Equal Rites is the third Discworld novel, and in it Pratchett begins to reveal just how diverse a place it is. The inept wizard Rincewind is not to be found in these pages, nor are Twoflower the Tourist and his Luggage. Discworld is home to an incredible number of fascinating characters, and in this novel we are introduced to one of the most remarkable and unforgettable ones--the witch Granny Weatherwax. We also get a closer look at Unseen University and the wizards who call it home. The eighth son of an eighth son is always a wizard, as everyone knows. Unfortunately, the novel's eighth son of an eighth son turns out to be a girl, which is a fact Granny Weatherwax points out immediately. Granny is a traditional witch; she doesn't hold with living in towns and selling love potions and other sundry matters. She teaches young Esk witchcraft, but it eventually becomes apparent that the child is a born wizard. Getting the child to Ankh-Morpork and Unseen University is not easy, but the hardest part of the mission is getting her accepted as a female. There's also a small matter of the terrible beings from Beyond trying to break through to this side.
I enjoyed this novel, but it didn't seem to have the magical aura of most Pratchett books. Young Esk was too willful and erratic, and I never understood why she kept wandering away from Granny Weatherwax on the journey to Ankh-Morpork since Granny was trying to fulfill her dream of becoming a wizard. I also thought the character of Simon, a stuttering but brilliant young wizard, should have been developed more fully; he formed an important part of the story, but I never knew him well enough to strongly like him or dislike him. Esk's frustration and anger at being rejected as a girl are understandable, but some of her reactions seemed a little too childish to me. Toward the end, I sometimes got the impression that I was reading a piece of juvenile fiction--there's nothing wrong with that, and Pratchett has written some excellent novels for a younger audience, but it left me feeling a little empty and let-down. Even Granny Weatherwax, one of my favorite Discworld characters, seemed only a shadow of the Granny I have come to know in later novels. This novel also has some sexual innuendo material in the background, which is something I found a little disconcerting and atypical of Pratchett. It does add to some of the humor, though, especially in the scenes featuring Granny and ArchChancellor Cutangle. Weirdest of all was a direct reference to Steven Spielberg--when I read Pratchett, I am in his world, and I felt as if he kicked me out of his universe momentarily for no good reason.
The humor is the real strength of this novel.

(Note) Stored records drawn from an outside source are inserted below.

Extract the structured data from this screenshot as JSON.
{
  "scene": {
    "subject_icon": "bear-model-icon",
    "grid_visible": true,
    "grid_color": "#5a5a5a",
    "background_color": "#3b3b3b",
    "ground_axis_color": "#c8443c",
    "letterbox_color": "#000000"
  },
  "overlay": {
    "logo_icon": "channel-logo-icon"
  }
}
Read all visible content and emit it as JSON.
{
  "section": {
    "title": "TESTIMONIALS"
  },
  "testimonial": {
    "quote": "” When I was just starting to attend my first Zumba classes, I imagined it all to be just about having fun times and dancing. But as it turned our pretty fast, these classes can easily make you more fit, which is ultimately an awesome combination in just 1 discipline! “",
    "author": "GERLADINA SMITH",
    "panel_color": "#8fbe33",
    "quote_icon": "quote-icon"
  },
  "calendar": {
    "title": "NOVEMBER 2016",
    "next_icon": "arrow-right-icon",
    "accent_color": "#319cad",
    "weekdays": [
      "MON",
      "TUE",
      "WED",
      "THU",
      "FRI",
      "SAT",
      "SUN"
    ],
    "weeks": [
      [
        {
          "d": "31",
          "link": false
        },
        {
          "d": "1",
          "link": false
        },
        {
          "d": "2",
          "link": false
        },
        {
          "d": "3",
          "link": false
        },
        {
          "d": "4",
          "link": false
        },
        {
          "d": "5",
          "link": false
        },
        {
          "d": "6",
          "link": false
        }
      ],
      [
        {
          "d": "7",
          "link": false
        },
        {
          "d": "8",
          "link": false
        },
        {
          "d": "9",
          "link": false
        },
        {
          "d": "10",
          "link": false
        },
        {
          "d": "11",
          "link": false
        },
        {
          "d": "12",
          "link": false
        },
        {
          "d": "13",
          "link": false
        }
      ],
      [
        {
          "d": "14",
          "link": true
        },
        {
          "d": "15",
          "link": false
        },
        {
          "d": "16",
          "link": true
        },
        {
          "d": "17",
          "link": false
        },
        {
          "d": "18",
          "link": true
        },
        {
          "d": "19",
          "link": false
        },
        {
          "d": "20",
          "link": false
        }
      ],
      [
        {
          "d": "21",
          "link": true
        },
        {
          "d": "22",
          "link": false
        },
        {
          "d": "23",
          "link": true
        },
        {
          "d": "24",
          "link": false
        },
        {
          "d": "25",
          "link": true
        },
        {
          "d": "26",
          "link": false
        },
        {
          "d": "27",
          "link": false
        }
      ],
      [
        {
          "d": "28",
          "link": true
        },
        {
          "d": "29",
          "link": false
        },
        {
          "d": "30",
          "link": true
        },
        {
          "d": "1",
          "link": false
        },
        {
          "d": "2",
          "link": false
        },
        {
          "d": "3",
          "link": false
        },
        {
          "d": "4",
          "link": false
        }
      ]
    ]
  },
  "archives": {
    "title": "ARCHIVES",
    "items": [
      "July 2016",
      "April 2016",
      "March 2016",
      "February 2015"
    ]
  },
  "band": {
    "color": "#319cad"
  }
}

Pratchett's ever-present comical metaphors are particularly strong in places, and he is able to exploit cliches in ways no other author can. The descriptions of Granny having to get long running starts in order to get her broom off the ground and of the head wizards getting all excited about increasing their knowledge by increasing their ignorance of brand new concepts are especially hilarious. Comedy saves this particular novel. I would have liked to see much more character development; as it is, Esk and Simon are pretty forgettable characters, and the charm of Granny Weatherwax is really not realized here. I did enjoy getting a closer view inside Unseen University, but the wizards in the book seemed shallow and sort of stereotypical. I saw a lot, but I didn't learn a lot. In the end, though, this is a Discworld novel, so it is definitely better than most anything else you can find on the shelves, but I think it is one of Pratchett's weakest efforts.